Task directions: Repeat the entries exactly but omit the pictures.

Data about app and page elements:
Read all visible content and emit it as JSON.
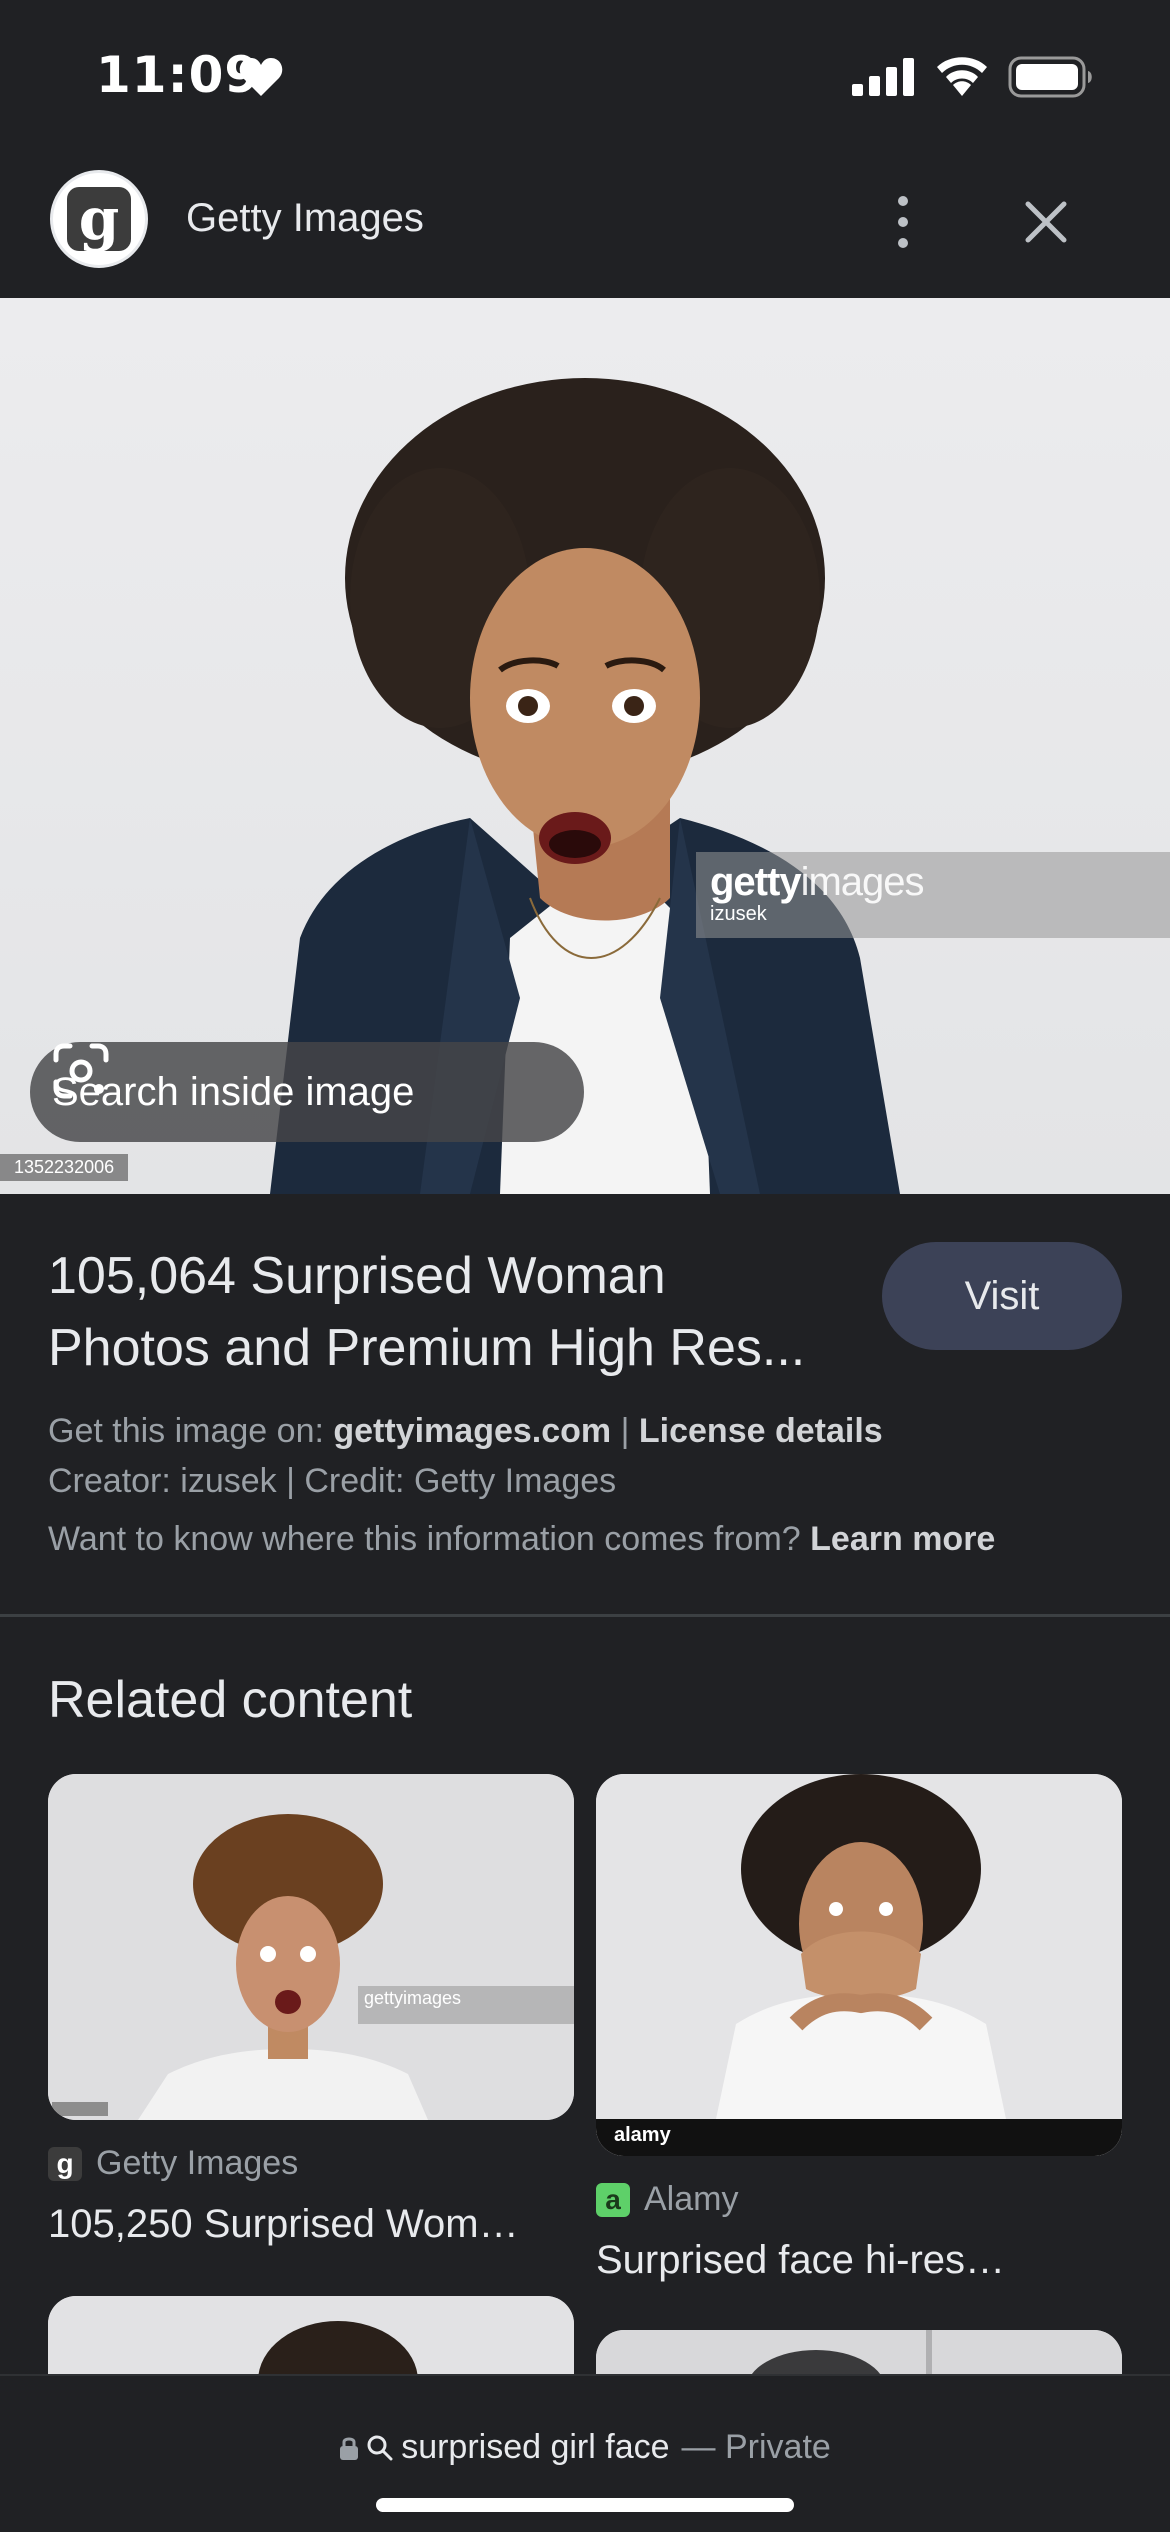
{
  "status_bar": {
    "time": "11:09"
  },
  "header": {
    "site_name": "Getty Images",
    "logo_letter": "g"
  },
  "hero": {
    "watermark_brand": "getty",
    "watermark_brand_suffix": "images",
    "watermark_creator": "izusek",
    "image_id": "1352232006",
    "search_inside_label": "Search inside image"
  },
  "result": {
    "title_line1": "105,064 Surprised Woman",
    "title_line2": "Photos and Premium High Res...",
    "visit_label": "Visit",
    "get_image_prefix": "Get this image on:",
    "get_image_site": "gettyimages.com",
    "separator": "|",
    "license_label": "License details",
    "creator_line": "Creator: izusek | Credit: Getty Images",
    "info_question": "Want to know where this information comes from?",
    "learn_more_label": "Learn more"
  },
  "related": {
    "heading": "Related content",
    "cards": [
      {
        "source": "Getty Images",
        "source_letter": "g",
        "title": "105,250 Surprised Wom…",
        "watermark": "gettyimages"
      },
      {
        "source": "Alamy",
        "source_letter": "a",
        "title": "Surprised face hi-res…",
        "watermark": "alamy"
      }
    ]
  },
  "bottom_bar": {
    "query": "surprised girl face",
    "dash": "—",
    "mode": "Private"
  },
  "colors": {
    "background": "#202124",
    "visit_button": "#3c4257",
    "muted_text": "#9aa0a6",
    "alamy_green": "#5ed069"
  }
}
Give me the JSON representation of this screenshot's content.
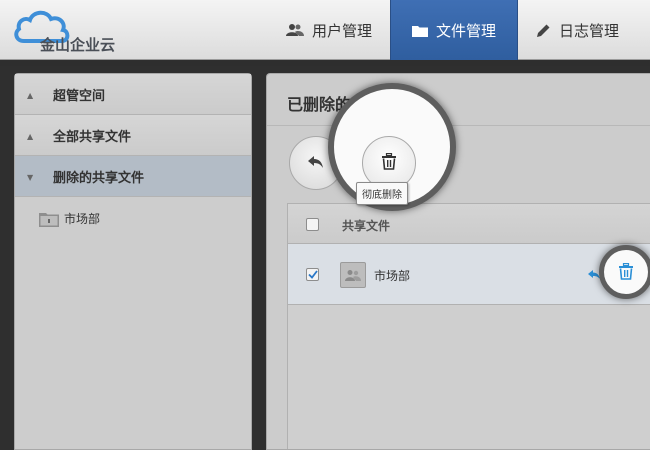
{
  "app": {
    "logo_text": "金山企业云"
  },
  "nav": {
    "items": [
      {
        "label": "用户管理",
        "icon": "users-icon"
      },
      {
        "label": "文件管理",
        "icon": "folder-icon",
        "active": true
      },
      {
        "label": "日志管理",
        "icon": "pencil-icon"
      }
    ]
  },
  "sidebar": {
    "items": [
      {
        "label": "超管空间",
        "expanded": false
      },
      {
        "label": "全部共享文件",
        "expanded": false
      },
      {
        "label": "删除的共享文件",
        "expanded": true
      }
    ],
    "tree": [
      {
        "label": "市场部",
        "icon": "folder-icon"
      }
    ]
  },
  "main": {
    "title": "已删除的共享文件",
    "toolbar": {
      "restore_icon": "restore-icon",
      "delete_icon": "trash-icon",
      "delete_tooltip": "彻底删除"
    },
    "table": {
      "header": {
        "name_label": "共享文件"
      },
      "rows": [
        {
          "name": "市场部",
          "checked": true,
          "icon": "shared-folder-icon"
        }
      ]
    }
  },
  "colors": {
    "nav_active": "#3a68ad",
    "accent_blue": "#2b8fd6",
    "sidebar_active": "#b3bcc6"
  }
}
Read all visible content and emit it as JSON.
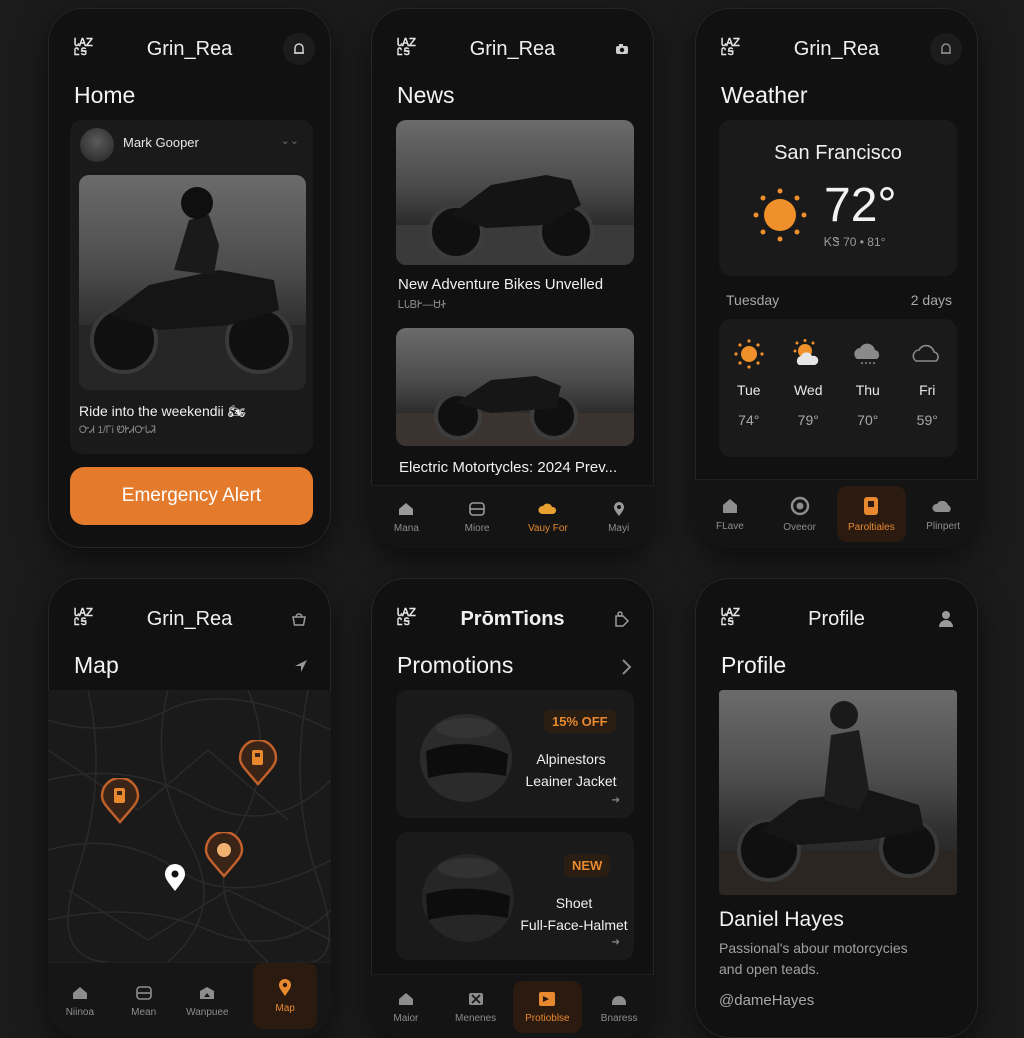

Response box:
Read all visible content and emit it as JSON.
{
  "status_bar": {
    "time": "11:09"
  },
  "header": {
    "site_name": "Getty Images",
    "logo_letter": "g"
  },
  "hero": {
    "watermark_brand": "getty",
    "watermark_brand_suffix": "images",
    "watermark_creator": "izusek",
    "image_id": "1352232006",
    "search_inside_label": "Search inside image"
  },
  "result": {
    "title_line1": "105,064 Surprised Woman",
    "title_line2": "Photos and Premium High Res...",
    "visit_label": "Visit",
    "get_image_prefix": "Get this image on:",
    "get_image_site": "gettyimages.com",
    "separator": "|",
    "license_label": "License details",
    "creator_line": "Creator: izusek | Credit: Getty Images",
    "info_question": "Want to know where this information comes from?",
    "learn_more_label": "Learn more"
  },
  "related": {
    "heading": "Related content",
    "cards": [
      {
        "source": "Getty Images",
        "source_letter": "g",
        "title": "105,250 Surprised Wom…",
        "watermark": "gettyimages"
      },
      {
        "source": "Alamy",
        "source_letter": "a",
        "title": "Surprised face hi-res…",
        "watermark": "alamy"
      }
    ]
  },
  "bottom_bar": {
    "query": "surprised girl face",
    "dash": "—",
    "mode": "Private"
  },
  "colors": {
    "background": "#202124",
    "visit_button": "#3c4257",
    "muted_text": "#9aa0a6",
    "alamy_green": "#5ed069"
  }
}
Give me the JSON representation of this screenshot's content.
{
  "app": {
    "logo_text": "金山企业云"
  },
  "nav": {
    "items": [
      {
        "label": "用户管理",
        "icon": "users-icon"
      },
      {
        "label": "文件管理",
        "icon": "folder-icon",
        "active": true
      },
      {
        "label": "日志管理",
        "icon": "pencil-icon"
      }
    ]
  },
  "sidebar": {
    "items": [
      {
        "label": "超管空间",
        "expanded": false
      },
      {
        "label": "全部共享文件",
        "expanded": false
      },
      {
        "label": "删除的共享文件",
        "expanded": true
      }
    ],
    "tree": [
      {
        "label": "市场部",
        "icon": "folder-icon"
      }
    ]
  },
  "main": {
    "title": "已删除的共享文件",
    "toolbar": {
      "restore_icon": "restore-icon",
      "delete_icon": "trash-icon",
      "delete_tooltip": "彻底删除"
    },
    "table": {
      "header": {
        "name_label": "共享文件"
      },
      "rows": [
        {
          "name": "市场部",
          "checked": true,
          "icon": "shared-folder-icon"
        }
      ]
    }
  },
  "colors": {
    "nav_active": "#3a68ad",
    "accent_blue": "#2b8fd6",
    "sidebar_active": "#b3bcc6"
  }
}
Read all visible content and emit it as JSON.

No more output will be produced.